U.S. Classification248/200, 280/124.1, 280/124.175
International ClassificationB60G9/00, B60G11/113
Cooperative ClassificationB60G2206/8201, B60G2202/11, B60G11/113, B60G9/003, B60G2200/314, B60G2206/30, B60G2202/242, B60G2200/31, B60G2204/121, B60G2204/4306
European ClassificationB60G9/00B, B60G11/113
Legal Events
DateCodeEventDescription
Nov 1, 2011FPExpired due to failure to pay maintenance fee
Effective date: 20110914
Sep 14, 2011LAPSLapse for failure to pay maintenance fees

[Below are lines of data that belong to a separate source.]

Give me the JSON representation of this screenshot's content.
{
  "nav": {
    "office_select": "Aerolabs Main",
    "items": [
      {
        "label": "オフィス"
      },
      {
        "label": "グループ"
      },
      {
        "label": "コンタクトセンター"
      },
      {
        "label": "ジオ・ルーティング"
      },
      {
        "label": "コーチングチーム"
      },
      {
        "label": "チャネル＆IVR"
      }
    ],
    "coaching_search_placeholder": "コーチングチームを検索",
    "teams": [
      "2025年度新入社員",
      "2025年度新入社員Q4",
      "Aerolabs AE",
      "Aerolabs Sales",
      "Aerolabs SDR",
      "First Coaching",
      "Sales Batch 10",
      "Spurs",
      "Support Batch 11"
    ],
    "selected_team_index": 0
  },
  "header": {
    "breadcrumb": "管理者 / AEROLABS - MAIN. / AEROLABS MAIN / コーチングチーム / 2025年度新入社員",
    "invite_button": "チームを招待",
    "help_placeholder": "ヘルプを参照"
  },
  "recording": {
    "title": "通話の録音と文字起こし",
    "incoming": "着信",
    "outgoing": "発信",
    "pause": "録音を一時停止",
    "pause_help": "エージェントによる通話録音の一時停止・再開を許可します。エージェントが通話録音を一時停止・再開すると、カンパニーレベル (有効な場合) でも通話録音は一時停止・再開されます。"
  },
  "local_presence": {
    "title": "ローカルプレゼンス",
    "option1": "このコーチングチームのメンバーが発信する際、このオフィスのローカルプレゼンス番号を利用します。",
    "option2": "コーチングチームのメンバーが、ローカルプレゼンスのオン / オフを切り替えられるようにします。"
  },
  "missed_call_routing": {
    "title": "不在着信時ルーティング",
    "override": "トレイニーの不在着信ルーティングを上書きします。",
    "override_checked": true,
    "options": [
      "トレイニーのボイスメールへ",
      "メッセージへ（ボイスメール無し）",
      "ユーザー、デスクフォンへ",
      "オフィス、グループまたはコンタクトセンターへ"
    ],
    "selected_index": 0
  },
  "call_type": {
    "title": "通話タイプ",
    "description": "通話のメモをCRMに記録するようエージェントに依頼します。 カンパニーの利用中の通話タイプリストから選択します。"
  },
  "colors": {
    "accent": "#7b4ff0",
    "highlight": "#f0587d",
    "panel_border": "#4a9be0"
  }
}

Apr 18, 2011REMIMaintenance fee reminder mailed
Mar 14, 2007FPAYFee payment
Year of fee payment: 8
Jul 14, 2005ASAssignment
Owner name: HENDRICKSON USA, L.L.C., ILLINOIS
Free format text: ASSIGNMENT OF ASSIGNORS INTEREST;ASSIGNOR:THE BOLER COMPANY.;REEL/FRAME:016256/0739
Effective date: 20050101
Dec 30, 2002FPAYFee payment
Year of fee payment: 4
Jun 28, 1996ASAssignment
Owner name: BOLER COMPANY, THE, ILLINOIS
Free format text: ASSIGNMENT OF ASSIGNORS INTEREST;ASSIGNORS:KOUMBIS, CHIRS;LIE, TJONG T.;REEL/FRAME:008083/0543
Effective date: 19960619